Walworth County Treasurer’s Office
The office of County Treasurer is a constitutional office elected to office by the voters of
Walworth County. Mr. William Hollinshead of Delavan was elected in 1838 as the first
treasurer of Walworth County for a term of one-year to begin in January 1839. The term of
office was changed to two years in 1893 and remained as a two-year term until a
constitutional amendment ratified on April 5, 2005 changed all elected county officers to
four-year terms. The treasurer was first elected to the new four-year term in the November
Until 1863 the treasurer’s salary was defined by state statute as a percentage of the money
led. In 2008, the treasurer’s office receipted both general and taxes in excess of $190
million. If today’s salary was still calculated as the percentage of receipts, the treasurer’s
salary would be quite substantial.
The 2009 mission statement states
that the duties of the treasurer’s office are “to accurately
and efficiently perform the statutory functions of county tax collector and financial
depository while providing excellence in public service”.
The functions of the county treasurer are numerous and complex and are governed by
Wisconsin Statutes. The duties are much more than “just collecting taxes”. Some of the
serves as the county’s bank, verifying departmental deposits and deposits the funds with
the county’s w
custodian of the tax rolls
responsible for foreclosure actions due to unpaid real estate tax liens where collection
efforts have failed
responsible for the administration and applications for the Lottery and Gaming Credit
sells plat books, county street maps and copies
bills and collects the Ag use Conversion fee
August tax settlement with all taxing jurisdictions.
collect state mandated funds and remit same to the state (i.e. Marriage and License Fees,
Dog Licenses, Probate, Managed Forest)
One of the duties of the treasurer was the investment of county funds. This task was
transferred to the Finance Department in 2008.
The 1991 tax roll included the Lottery and Gaming Credit for the first time. The credit was
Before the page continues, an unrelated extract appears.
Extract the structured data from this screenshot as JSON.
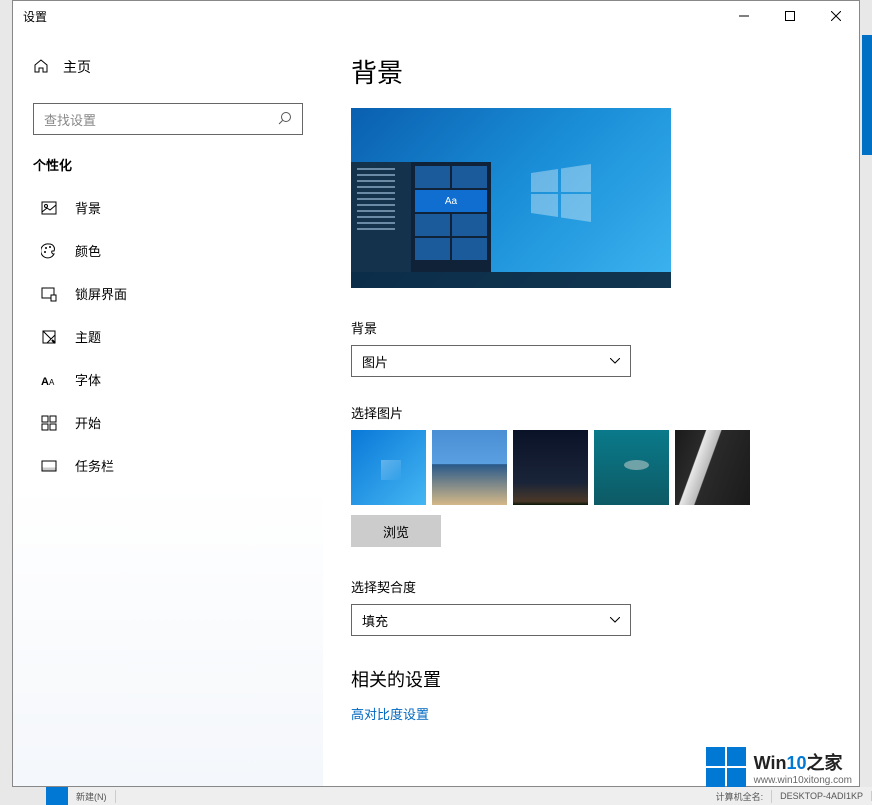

first applied to all improved parcels. The credit was removed for the 1996 tax roll and
brought back for the 1997 tax roll available to Wisconsin homeowners who used their
property as their primary residence.